Birds do it.
Isn't that enough? Must we, the sophisticated species, eat insects too?
Most emphatically yes, says David Gracer, an otherwise ordinary college-level writing instructor from Providence, R.I., who was showing off his bug cuisine at the Academy of Natural Sciences last Saturday. His part-time business, Sunrise Land Shrimp, aims at getting people to eat insects.
Pound for pound, Gracer says, insects contain higher percentages of protein than our more conventional food favorite, the cow. Thus an insect-based diet is a healthful, sustainable diet.
"Since most of humanity has eaten insects for most of our history on the planet, not eating insects is more unusual than eating them," Gracer says.
Gracer faced off against the Audubon Institute's entomologist, Zack Lemann, in a Creepy Crawly Cuisine Cook-off at the academy's Bug Fest. Performing before a gathering of wide-eyed youngsters and adults who covered their eyes, the two self-taught chefs prepared delicacies with not-so-secret ingredients for a panel of three volunteer judges.
The menu featured Cricket Bread With Goat-Cheese and Giant-Ant Spread; Crispy Cajun Crickets; Cicadas and Apples cooked in brown sugar and honey and served kabob-style on skewers; and Water-Bug Ice Cream.
You still with me?
Of course, I had to try something. So, for the record, the meat of the water bug is salty and surprisingly fruity, but I would not go back for seconds. The Chocolate Chirp Cookies, however, were delicious.
"Look at all this muscle mass," Gracer said, filleting water bugs while kids squealed and parents averted their eyes. "You know, water bugs are not roaches," Gracer said defensively. "They're related to stink bugs."
And that makes them more appetizing?
Gracer's aim is to entice the palate.
"I don't coat insects in chocolate because that makes it a novelty. I want insects to be dinner."
Lemann says he'll be happy if his Chocolate Chirp Cookies prepared with roasted crickets (see accompanying box) get people to appreciate insects' contribution to our ecosystem. His Crispy Cajun Crickets are so simple that no formal recipe is needed. (Also, see box.)
But where does one get cookable crickets?
Lemann displayed cans of crickets from Thailand and caterpillars from sub-Saharan Africa. But Acme, Super Fresh, Giant - most of the major supermarket chains do not carry crickets, canned, fresh or frozen.
Lemann, who cooks like this every day at the Audubon Institute's new Insectarium in New Orleans, suggests ethnic markets or pet stores that stock insects as pet food. Or, catch your own.
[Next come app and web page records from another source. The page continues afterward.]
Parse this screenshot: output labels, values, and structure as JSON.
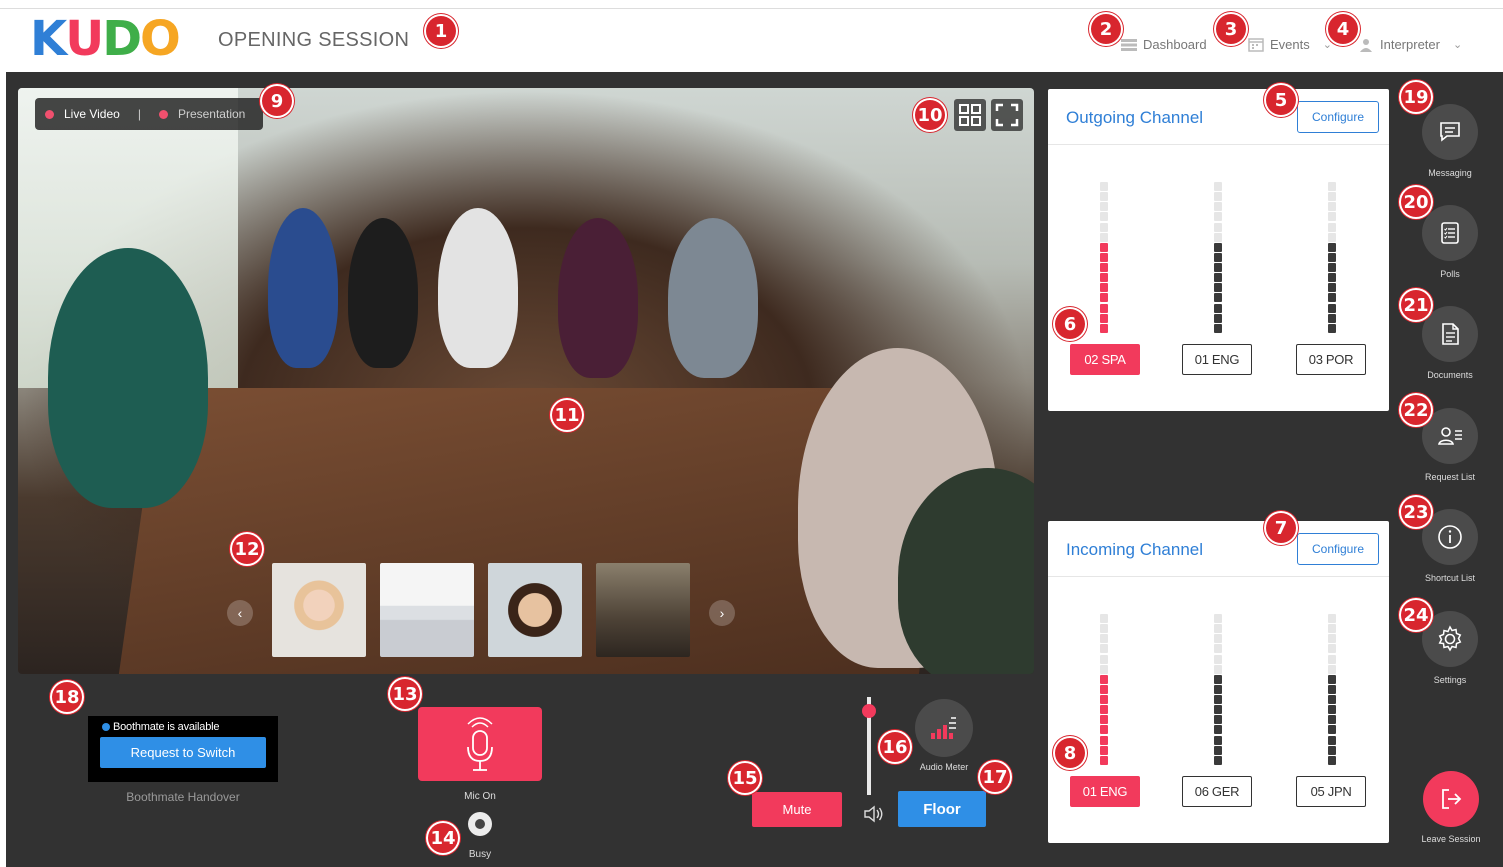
{
  "header": {
    "logo": [
      "K",
      "U",
      "D",
      "O"
    ],
    "logo_colors": [
      "#2f7fd6",
      "#f23a5c",
      "#3fae49",
      "#f6a623"
    ],
    "session_title": "OPENING SESSION",
    "nav": [
      {
        "label": "Dashboard",
        "icon": "dashboard-icon"
      },
      {
        "label": "Events",
        "icon": "calendar-icon"
      },
      {
        "label": "Interpreter",
        "icon": "user-icon"
      }
    ]
  },
  "video": {
    "toggle_live": "Live Video",
    "toggle_separator": "|",
    "toggle_presentation": "Presentation",
    "thumbnails_count": 4
  },
  "outgoing": {
    "title": "Outgoing Channel",
    "configure_label": "Configure",
    "channels": [
      {
        "label": "02 SPA",
        "active": true,
        "level": 0.6
      },
      {
        "label": "01 ENG",
        "active": false,
        "level": 0.6
      },
      {
        "label": "03 POR",
        "active": false,
        "level": 0.6
      }
    ]
  },
  "incoming": {
    "title": "Incoming Channel",
    "configure_label": "Configure",
    "channels": [
      {
        "label": "01 ENG",
        "active": true,
        "level": 0.6
      },
      {
        "label": "06 GER",
        "active": false,
        "level": 0.6
      },
      {
        "label": "05 JPN",
        "active": false,
        "level": 0.6
      }
    ]
  },
  "sidebar": {
    "items": [
      {
        "label": "Messaging",
        "icon": "message-icon"
      },
      {
        "label": "Polls",
        "icon": "polls-icon"
      },
      {
        "label": "Documents",
        "icon": "documents-icon"
      },
      {
        "label": "Request List",
        "icon": "request-list-icon"
      },
      {
        "label": "Shortcut List",
        "icon": "info-icon"
      },
      {
        "label": "Settings",
        "icon": "gear-icon"
      }
    ],
    "leave_label": "Leave Session"
  },
  "controls": {
    "boothmate_status": "Boothmate is available",
    "request_switch": "Request to Switch",
    "handover_label": "Boothmate Handover",
    "mic_label": "Mic On",
    "busy_label": "Busy",
    "mute_label": "Mute",
    "floor_label": "Floor",
    "audio_meter_label": "Audio Meter",
    "volume_level": 0.93
  },
  "badges": [
    "1",
    "2",
    "3",
    "4",
    "5",
    "6",
    "7",
    "8",
    "9",
    "10",
    "11",
    "12",
    "13",
    "14",
    "15",
    "16",
    "17",
    "18",
    "19",
    "20",
    "21",
    "22",
    "23",
    "24"
  ],
  "colors": {
    "accent_red": "#f23a5c",
    "accent_blue": "#2f8fe6",
    "badge_red": "#d8262e",
    "dark_bg": "#323232"
  }
}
Gracer, who founded Sunrise Land Shrimp as an educational forum in 2005, says he became intrigued with entomophagy in 1999, when he received some larvettes as a birthday present. Anyway, now he's at work on a cookbook. The job is slow going because he lacks the necessary culinary training to create and write recipes, Gracer says. He hopes to connect with a talented chef.
"The cricket flour really has potential," he says. Made of one-quarter cricket, the flour is high in protein and works well in recipes for muffins as well as fresh pasta.
Like celebrity chef Mark Bittman, Gracer is a minimalist: "Insects should not be tarted up with other flavors," Gracer says, toasting wax worms in a nonstick skillet. "They're delicious as is."
Lemann calls crickets "the rice of the insect world. Everybody eats them!"
Insects can be substituted in most recipes that call for nuts or fruit, Lemann says. But shouldn't the panel of judges have the last word?
They included Fox29 television reporter Julie Kim, who claimed to be recovering from food poisoning; 11-year-old Andrew Kang from Bethlehem, Pa., who will apparently eat anything not nailed down and say it's "pretty good"; and Temple University student Suwathna Reel, 22, born and raised in Thailand, where crispy critters are their soft pretzels.
But even Reel, when confronted with Giant Ant Spread on Cricket Bread, Reel took one bite and said, "Some people might be into it."
See, that's the key - whether they can take a second bite. For Kim, the ants were the hardest to swallow. Perhaps if they have been finely ground, like the crickets in the bread.
But Kang declared the ant dish delicious, even after learning these were queen ants, imported from Colombia - also called big-butt ants because they store juices in their bottoms.
"It tastes salty at first," Kang said, "But then all this juice comes out. . ." The rest of his words were obscured by groans from the audience.
Contact staff writer Dianna Marder at 215-854-4211 or firstname.lastname@example.org.